- _TASK INPUTS_:
#####
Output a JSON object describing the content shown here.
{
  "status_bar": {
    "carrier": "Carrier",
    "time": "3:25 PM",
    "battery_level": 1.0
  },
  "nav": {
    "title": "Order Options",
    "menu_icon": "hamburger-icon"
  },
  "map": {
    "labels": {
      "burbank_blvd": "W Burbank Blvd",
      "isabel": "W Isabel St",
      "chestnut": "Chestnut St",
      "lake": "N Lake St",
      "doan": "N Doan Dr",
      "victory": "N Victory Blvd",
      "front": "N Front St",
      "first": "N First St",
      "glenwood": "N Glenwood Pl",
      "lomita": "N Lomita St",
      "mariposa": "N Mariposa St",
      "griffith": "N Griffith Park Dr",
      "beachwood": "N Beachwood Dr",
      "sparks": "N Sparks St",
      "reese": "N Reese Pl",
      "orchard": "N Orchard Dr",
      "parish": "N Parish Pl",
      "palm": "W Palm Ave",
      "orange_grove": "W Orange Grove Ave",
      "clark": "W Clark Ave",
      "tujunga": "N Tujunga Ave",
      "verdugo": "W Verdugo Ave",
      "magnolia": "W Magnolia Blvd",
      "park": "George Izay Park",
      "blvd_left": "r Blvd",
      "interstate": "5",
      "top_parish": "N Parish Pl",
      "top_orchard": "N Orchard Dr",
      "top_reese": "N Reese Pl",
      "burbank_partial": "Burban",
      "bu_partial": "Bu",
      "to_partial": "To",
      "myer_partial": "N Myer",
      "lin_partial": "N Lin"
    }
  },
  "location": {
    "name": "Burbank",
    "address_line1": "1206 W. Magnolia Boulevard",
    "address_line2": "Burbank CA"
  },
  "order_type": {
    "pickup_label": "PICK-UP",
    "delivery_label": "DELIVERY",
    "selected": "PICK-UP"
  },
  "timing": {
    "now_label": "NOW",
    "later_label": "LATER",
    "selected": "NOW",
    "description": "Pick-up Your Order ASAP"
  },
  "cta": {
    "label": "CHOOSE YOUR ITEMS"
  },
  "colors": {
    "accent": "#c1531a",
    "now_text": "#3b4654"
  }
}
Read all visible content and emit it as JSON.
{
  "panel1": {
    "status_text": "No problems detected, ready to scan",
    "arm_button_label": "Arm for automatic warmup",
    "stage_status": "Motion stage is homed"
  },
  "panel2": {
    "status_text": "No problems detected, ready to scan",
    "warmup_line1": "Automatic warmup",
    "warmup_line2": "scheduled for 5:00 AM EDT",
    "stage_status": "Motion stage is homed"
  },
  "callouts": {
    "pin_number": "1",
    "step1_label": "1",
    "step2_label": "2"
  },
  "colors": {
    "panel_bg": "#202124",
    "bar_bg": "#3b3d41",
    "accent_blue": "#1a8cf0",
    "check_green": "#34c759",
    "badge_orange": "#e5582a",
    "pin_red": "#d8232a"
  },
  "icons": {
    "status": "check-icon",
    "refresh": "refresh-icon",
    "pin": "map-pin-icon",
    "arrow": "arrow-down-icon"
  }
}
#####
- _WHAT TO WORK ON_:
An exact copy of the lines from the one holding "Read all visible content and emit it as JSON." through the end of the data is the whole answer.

- _SOLUTION TO THIS EXERCISE_:
Read all visible content and emit it as JSON.
{
  "panel1": {
    "status_text": "No problems detected, ready to scan",
    "arm_button_label": "Arm for automatic warmup",
    "stage_status": "Motion stage is homed"
  },
  "panel2": {
    "status_text": "No problems detected, ready to scan",
    "warmup_line1": "Automatic warmup",
    "warmup_line2": "scheduled for 5:00 AM EDT",
    "stage_status": "Motion stage is homed"
  },
  "callouts": {
    "pin_number": "1",
    "step1_label": "1",
    "step2_label": "2"
  },
  "colors": {
    "panel_bg": "#202124",
    "bar_bg": "#3b3d41",
    "accent_blue": "#1a8cf0",
    "check_green": "#34c759",
    "badge_orange": "#e5582a",
    "pin_red": "#d8232a"
  },
  "icons": {
    "status": "check-icon",
    "refresh": "refresh-icon",
    "pin": "map-pin-icon",
    "arrow": "arrow-down-icon"
  }
}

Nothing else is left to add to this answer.